### Problem details
Retype every entry below exactly as it stands.

(Interface dataset entries)
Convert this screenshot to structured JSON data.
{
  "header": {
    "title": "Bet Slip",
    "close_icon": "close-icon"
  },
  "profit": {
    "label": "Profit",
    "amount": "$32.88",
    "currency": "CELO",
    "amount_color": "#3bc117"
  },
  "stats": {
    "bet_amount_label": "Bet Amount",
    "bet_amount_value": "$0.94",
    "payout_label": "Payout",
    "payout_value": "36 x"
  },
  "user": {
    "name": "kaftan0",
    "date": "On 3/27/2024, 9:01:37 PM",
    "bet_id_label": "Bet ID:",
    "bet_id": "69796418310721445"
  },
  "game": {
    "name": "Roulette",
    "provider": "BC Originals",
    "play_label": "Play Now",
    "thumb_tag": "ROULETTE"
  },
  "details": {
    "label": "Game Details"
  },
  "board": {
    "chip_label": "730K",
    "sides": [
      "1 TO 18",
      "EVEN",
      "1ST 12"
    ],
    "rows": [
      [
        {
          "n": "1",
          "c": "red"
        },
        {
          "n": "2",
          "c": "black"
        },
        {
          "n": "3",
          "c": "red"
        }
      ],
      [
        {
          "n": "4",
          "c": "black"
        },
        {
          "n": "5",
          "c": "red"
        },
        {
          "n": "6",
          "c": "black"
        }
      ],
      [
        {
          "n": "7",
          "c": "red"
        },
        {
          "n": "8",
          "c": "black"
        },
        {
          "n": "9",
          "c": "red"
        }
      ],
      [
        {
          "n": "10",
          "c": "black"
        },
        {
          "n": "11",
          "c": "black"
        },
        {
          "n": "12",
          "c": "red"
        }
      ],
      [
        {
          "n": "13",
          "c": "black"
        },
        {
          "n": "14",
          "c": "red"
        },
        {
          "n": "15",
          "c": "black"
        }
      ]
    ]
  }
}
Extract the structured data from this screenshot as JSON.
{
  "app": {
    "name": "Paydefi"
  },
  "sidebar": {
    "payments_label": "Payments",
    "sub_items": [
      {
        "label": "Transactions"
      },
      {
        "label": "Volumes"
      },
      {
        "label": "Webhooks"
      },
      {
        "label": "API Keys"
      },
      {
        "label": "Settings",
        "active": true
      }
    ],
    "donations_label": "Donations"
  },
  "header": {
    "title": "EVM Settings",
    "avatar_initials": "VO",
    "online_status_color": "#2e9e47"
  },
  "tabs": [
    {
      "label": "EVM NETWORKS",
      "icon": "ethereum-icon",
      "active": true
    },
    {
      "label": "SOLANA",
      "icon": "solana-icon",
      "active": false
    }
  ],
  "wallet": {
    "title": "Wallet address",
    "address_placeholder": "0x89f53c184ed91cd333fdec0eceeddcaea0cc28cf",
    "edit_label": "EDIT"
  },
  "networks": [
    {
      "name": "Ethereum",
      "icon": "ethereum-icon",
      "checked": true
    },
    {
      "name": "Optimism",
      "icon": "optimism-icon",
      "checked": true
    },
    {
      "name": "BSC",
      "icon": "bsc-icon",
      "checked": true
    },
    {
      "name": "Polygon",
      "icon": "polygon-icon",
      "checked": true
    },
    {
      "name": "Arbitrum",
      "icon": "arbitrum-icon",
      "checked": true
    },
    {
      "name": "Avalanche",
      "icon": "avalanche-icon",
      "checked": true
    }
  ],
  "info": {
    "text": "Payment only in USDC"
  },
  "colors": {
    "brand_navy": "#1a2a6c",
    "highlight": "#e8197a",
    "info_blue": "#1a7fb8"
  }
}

### Task output
Convert this screenshot to structured JSON data.
{
  "header": {
    "title": "Bet Slip",
    "close_icon": "close-icon"
  },
  "profit": {
    "label": "Profit",
    "amount": "$32.88",
    "currency": "CELO",
    "amount_color": "#3bc117"
  },
  "stats": {
    "bet_amount_label": "Bet Amount",
    "bet_amount_value": "$0.94",
    "payout_label": "Payout",
    "payout_value": "36 x"
  },
  "user": {
    "name": "kaftan0",
    "date": "On 3/27/2024, 9:01:37 PM",
    "bet_id_label": "Bet ID:",
    "bet_id": "69796418310721445"
  },
  "game": {
    "name": "Roulette",
    "provider": "BC Originals",
    "play_label": "Play Now",
    "thumb_tag": "ROULETTE"
  },
  "details": {
    "label": "Game Details"
  },
  "board": {
    "chip_label": "730K",
    "sides": [
      "1 TO 18",
      "EVEN",
      "1ST 12"
    ],
    "rows": [
      [
        {
          "n": "1",
          "c": "red"
        },
        {
          "n": "2",
          "c": "black"
        },
        {
          "n": "3",
          "c": "red"
        }
      ],
      [
        {
          "n": "4",
          "c": "black"
        },
        {
          "n": "5",
          "c": "red"
        },
        {
          "n": "6",
          "c": "black"
        }
      ],
      [
        {
          "n": "7",
          "c": "red"
        },
        {
          "n": "8",
          "c": "black"
        },
        {
          "n": "9",
          "c": "red"
        }
      ],
      [
        {
          "n": "10",
          "c": "black"
        },
        {
          "n": "11",
          "c": "black"
        },
        {
          "n": "12",
          "c": "red"
        }
      ],
      [
        {
          "n": "13",
          "c": "black"
        },
        {
          "n": "14",
          "c": "red"
        },
        {
          "n": "15",
          "c": "black"
        }
      ]
    ]
  }
}
Extract the structured data from this screenshot as JSON.
{
  "app": {
    "name": "Paydefi"
  },
  "sidebar": {
    "payments_label": "Payments",
    "sub_items": [
      {
        "label": "Transactions"
      },
      {
        "label": "Volumes"
      },
      {
        "label": "Webhooks"
      },
      {
        "label": "API Keys"
      },
      {
        "label": "Settings",
        "active": true
      }
    ],
    "donations_label": "Donations"
  },
  "header": {
    "title": "EVM Settings",
    "avatar_initials": "VO",
    "online_status_color": "#2e9e47"
  },
  "tabs": [
    {
      "label": "EVM NETWORKS",
      "icon": "ethereum-icon",
      "active": true
    },
    {
      "label": "SOLANA",
      "icon": "solana-icon",
      "active": false
    }
  ],
  "wallet": {
    "title": "Wallet address",
    "address_placeholder": "0x89f53c184ed91cd333fdec0eceeddcaea0cc28cf",
    "edit_label": "EDIT"
  },
  "networks": [
    {
      "name": "Ethereum",
      "icon": "ethereum-icon",
      "checked": true
    },
    {
      "name": "Optimism",
      "icon": "optimism-icon",
      "checked": true
    },
    {
      "name": "BSC",
      "icon": "bsc-icon",
      "checked": true
    },
    {
      "name": "Polygon",
      "icon": "polygon-icon",
      "checked": true
    },
    {
      "name": "Arbitrum",
      "icon": "arbitrum-icon",
      "checked": true
    },
    {
      "name": "Avalanche",
      "icon": "avalanche-icon",
      "checked": true
    }
  ],
  "info": {
    "text": "Payment only in USDC"
  },
  "colors": {
    "brand_navy": "#1a2a6c",
    "highlight": "#e8197a",
    "info_blue": "#1a7fb8"
  }
}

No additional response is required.